Considering the redundancy of the Muslim personal laws and the kind of depravity Muslim women get subjected to owing to an inherent inclination towards patriarchy, the Shari’a law needs to be codified and amended according to the needs of the present time. Gone are the days when women were considered the lesser sex; therefore, Muslim women should be given an equal footing as their male counterpart. Organizations like All India Muslim Women Personal law board and BMMA are on a constant run to codify Muslim marriage laws. Deconstruction of the triple talaq policy will inevitably give way to a gender just state.


Popular

Pexels

Narakasura's death is celebrated as 'Naraka Chaturdashi' popularly known as Choti Diwali

Diwali is arguably one of the most auspicious and celebrated holidays in South Asia. It is celebrated over the span of five days, where the third is considered most important and known as Diwali. During Diwali people come together to light, lamps, and diyas, savour sweet delicacies and pray to the lord. The day has various origin stories with the main them being the victory of good over evil. While the North celebrates the return of Lord Rama and Devi Sita to Ayodhya, the South rejoices in the victory of Lord Krishna and his consort Satyabhama over evil Narakasura.

Narakasura- The great mythical demon King

Naraka or Narakasur was the son of Bhudevi (Goddess Earth) and fathered either by the Varaha incarnation of Vishnu or Hiranyaksha. He grew to be a powerful demon king and became the legendary progenitor of all three dynasties of Pragjyotisha-Kamarupa, and the founding ruler of the legendary Bhauma dynasty of Pragjyotisha.

Keep Reading Show less
Wikimedia Commons

Safety-pins with charms

For all the great inventions that we have at hand, it is amazing how we keep going back to the safety pin every single time to fix everything.
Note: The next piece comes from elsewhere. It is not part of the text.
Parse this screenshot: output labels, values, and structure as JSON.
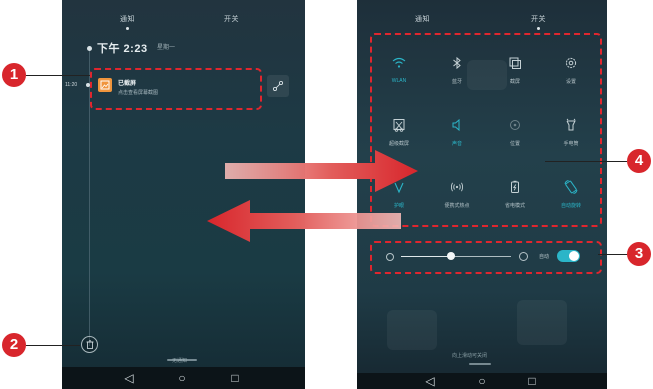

Be it tears in our clothes, to fix our broken things, to clean our teeth and nails when toothpicks are unavailable, to accessorize our clothes, and of course, as an integral part of the Indian saree. Safety pins are a must-have in our homes. But how did they come about at all?

The safety pin was invented at a time when brooches existed. They were used by the Greeks and Romans quite extensively. A man named Walter Hunt picked up a piece of brass and coiled it into the safety pin we know today. He did it just to pay off his debt. He even sold the patent rights of this seemingly insignificant invention just so that his debtors would leave him alone.

Keep Reading Show less
vaniensamayalarai

Sesame oil bath is also called ennai kuliyal in Tamil

In South India, Deepavali marks the end of the monsoon and heralds the start of winter. The festival is usually observed in the weeks following heavy rain, and just before the first cold spell in the peninsula. The light and laughter that comes with the almost week-long celebration are certainly warm to the bones, but there is still a tradition that the South Indians follow to ease their transition from humidity to the cold.

Just before the main festival, the family bathes in sesame oil. This tradition is called 'yellu yennai snaana' in Kannada, or 'ennai kuliyal' in Tamil, which translates to 'sesame oil bath'. The eldest member of the family applies three drops of heated oil on each member's head. They must massage this oil into their hair and body. The oil is allowed to soak in for a while, anywhere between twenty minutes to an hour. After this, they must wash with warm water before sunrise.

Keep reading... Show less